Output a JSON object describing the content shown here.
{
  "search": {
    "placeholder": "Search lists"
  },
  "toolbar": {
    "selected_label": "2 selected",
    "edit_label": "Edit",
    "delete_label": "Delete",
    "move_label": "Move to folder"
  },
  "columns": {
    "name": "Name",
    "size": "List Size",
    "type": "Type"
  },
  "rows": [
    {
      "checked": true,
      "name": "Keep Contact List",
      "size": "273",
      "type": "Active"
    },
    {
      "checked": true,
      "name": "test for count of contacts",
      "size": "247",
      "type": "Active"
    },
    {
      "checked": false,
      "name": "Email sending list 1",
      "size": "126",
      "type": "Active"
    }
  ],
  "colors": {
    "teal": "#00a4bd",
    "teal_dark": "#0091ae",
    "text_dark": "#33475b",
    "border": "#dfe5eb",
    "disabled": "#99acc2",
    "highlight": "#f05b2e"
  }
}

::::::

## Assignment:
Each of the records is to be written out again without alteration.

## Answer below:
Output a JSON object describing the content shown here.
{
  "search": {
    "placeholder": "Search lists"
  },
  "toolbar": {
    "selected_label": "2 selected",
    "edit_label": "Edit",
    "delete_label": "Delete",
    "move_label": "Move to folder"
  },
  "columns": {
    "name": "Name",
    "size": "List Size",
    "type": "Type"
  },
  "rows": [
    {
      "checked": true,
      "name": "Keep Contact List",
      "size": "273",
      "type": "Active"
    },
    {
      "checked": true,
      "name": "test for count of contacts",
      "size": "247",
      "type": "Active"
    },
    {
      "checked": false,
      "name": "Email sending list 1",
      "size": "126",
      "type": "Active"
    }
  ],
  "colors": {
    "teal": "#00a4bd",
    "teal_dark": "#0091ae",
    "text_dark": "#33475b",
    "border": "#dfe5eb",
    "disabled": "#99acc2",
    "highlight": "#f05b2e"
  }
}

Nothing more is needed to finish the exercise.